Scientists analyzing data from NASA’s Cassini mission have firm evidence the ocean inside Saturn’s largest moon, Titan, might be as salty as Earth's Dead Sea.
The new results come from a study of gravity and topography data collected during Cassini’s repeated flybys of Titan during the past 10 years. Using that data, researchers presented a model structure for Titan that resulted in a better understanding of the moon’s outer ice shell. The findings are published in the June 30 edition of the journal Icarus.
Other findings support previous indications the moon’s icy shell is rigid and in the process of freezing solid. Researchers found a relatively high density was required for Titan’s ocean to explain the gravity data. This indicates the ocean is probably an extremely salty brine of water and dissolved salts likely composed of sulfur, sodium and potassium. This brine’s density would give the ocean a salt content roughly equal to that of Earth’s Dead Sea.
“This is an extremely salty ocean by Earth standards,” said the paper’s lead author, Giuseppe Mitri of the University of Nantes in France. “Knowing this may change the way we view this ocean as a possible abode for present-day life, but conditions might have been very different there in the past.”
Cassini data also indicate the thickness of Titan’s ice crust varies slightly from place to place. The researchers said this could mean the moon’s outer shell is stiff, as it would be if the ocean were slowly turning to ice. This freezing process would have important implications for the habitability of Titan’s ocean because it would limit the ability of materials to exchange between the surface and the ocean.

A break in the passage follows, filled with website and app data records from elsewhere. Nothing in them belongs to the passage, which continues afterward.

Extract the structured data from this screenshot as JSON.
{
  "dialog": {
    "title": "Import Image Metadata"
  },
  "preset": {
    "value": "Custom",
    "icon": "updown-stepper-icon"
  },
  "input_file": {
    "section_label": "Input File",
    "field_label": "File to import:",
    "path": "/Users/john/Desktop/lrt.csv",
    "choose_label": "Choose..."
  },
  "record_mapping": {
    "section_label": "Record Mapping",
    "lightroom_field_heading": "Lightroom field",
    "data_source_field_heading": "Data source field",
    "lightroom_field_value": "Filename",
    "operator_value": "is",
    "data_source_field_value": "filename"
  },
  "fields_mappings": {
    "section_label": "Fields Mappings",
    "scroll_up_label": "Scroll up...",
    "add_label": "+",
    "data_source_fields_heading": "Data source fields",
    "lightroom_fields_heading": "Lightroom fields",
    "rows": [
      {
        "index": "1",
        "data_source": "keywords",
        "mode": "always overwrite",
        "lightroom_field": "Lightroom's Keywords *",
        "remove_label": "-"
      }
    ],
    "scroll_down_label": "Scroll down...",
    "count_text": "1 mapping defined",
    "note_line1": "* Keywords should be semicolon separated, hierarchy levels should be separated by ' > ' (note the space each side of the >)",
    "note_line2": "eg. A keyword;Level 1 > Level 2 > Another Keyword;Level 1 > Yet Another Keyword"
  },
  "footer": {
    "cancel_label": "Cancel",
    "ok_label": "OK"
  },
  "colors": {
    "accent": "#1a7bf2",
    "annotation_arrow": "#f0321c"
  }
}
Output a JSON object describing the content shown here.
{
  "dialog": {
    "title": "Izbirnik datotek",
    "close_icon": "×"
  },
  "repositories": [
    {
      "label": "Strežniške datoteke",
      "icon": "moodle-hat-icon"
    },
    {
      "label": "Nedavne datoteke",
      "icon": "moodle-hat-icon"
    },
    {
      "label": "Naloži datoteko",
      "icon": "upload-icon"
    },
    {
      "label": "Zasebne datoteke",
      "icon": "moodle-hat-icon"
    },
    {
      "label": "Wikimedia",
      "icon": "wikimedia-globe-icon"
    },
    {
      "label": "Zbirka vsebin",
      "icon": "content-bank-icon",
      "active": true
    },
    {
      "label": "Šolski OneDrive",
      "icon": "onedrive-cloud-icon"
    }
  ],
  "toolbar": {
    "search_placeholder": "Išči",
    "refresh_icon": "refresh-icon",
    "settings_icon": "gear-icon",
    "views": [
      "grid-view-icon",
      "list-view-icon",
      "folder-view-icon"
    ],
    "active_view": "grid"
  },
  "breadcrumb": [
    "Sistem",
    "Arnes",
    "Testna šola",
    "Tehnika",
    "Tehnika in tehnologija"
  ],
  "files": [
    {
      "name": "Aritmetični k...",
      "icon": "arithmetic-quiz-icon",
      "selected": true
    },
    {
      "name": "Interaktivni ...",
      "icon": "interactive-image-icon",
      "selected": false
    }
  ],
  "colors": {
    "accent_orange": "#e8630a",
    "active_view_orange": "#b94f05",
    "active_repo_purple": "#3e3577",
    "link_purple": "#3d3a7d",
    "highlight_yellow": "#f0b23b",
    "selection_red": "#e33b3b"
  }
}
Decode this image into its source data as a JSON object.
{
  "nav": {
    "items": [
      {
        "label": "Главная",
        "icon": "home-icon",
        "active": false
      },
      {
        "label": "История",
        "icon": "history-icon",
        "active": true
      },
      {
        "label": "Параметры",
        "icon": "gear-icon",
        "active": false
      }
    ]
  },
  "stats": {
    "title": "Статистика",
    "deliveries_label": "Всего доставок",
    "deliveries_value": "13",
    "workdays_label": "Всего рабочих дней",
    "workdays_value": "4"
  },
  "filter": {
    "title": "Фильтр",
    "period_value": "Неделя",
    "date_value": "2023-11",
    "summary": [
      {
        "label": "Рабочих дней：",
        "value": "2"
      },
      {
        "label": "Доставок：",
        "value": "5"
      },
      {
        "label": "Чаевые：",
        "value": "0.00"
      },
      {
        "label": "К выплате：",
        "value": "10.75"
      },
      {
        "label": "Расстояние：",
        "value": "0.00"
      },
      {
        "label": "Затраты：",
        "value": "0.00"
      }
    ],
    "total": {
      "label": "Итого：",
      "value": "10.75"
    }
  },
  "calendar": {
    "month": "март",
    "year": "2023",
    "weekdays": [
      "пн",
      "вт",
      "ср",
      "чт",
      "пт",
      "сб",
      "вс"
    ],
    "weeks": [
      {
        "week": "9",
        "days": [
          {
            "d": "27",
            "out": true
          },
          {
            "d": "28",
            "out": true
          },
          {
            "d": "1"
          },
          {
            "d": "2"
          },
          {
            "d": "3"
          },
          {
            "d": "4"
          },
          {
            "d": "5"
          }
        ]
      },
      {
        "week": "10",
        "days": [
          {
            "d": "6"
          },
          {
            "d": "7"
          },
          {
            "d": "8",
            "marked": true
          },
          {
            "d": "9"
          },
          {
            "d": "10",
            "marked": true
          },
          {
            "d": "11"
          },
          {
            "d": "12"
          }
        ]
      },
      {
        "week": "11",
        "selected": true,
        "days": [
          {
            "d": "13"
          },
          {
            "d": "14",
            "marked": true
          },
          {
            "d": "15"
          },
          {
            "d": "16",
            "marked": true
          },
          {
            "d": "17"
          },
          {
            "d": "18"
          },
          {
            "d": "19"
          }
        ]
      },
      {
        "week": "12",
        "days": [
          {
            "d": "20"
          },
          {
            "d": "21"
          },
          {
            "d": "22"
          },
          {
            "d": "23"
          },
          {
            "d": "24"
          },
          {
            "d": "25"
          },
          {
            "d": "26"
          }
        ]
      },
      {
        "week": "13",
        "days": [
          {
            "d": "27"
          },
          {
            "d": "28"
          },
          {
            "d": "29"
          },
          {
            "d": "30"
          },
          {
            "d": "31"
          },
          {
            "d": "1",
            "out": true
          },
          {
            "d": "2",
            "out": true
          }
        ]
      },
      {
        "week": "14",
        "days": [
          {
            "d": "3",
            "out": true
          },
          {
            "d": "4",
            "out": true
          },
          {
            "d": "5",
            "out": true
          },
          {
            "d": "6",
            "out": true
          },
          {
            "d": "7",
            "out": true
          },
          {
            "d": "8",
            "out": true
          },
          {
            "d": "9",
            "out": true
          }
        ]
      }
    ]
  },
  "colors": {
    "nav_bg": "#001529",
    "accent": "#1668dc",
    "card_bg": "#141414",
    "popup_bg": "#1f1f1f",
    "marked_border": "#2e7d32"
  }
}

The Cassini-Huygens mission is a cooperative project of NASA, the European Space Agency and the Italian Space Agency.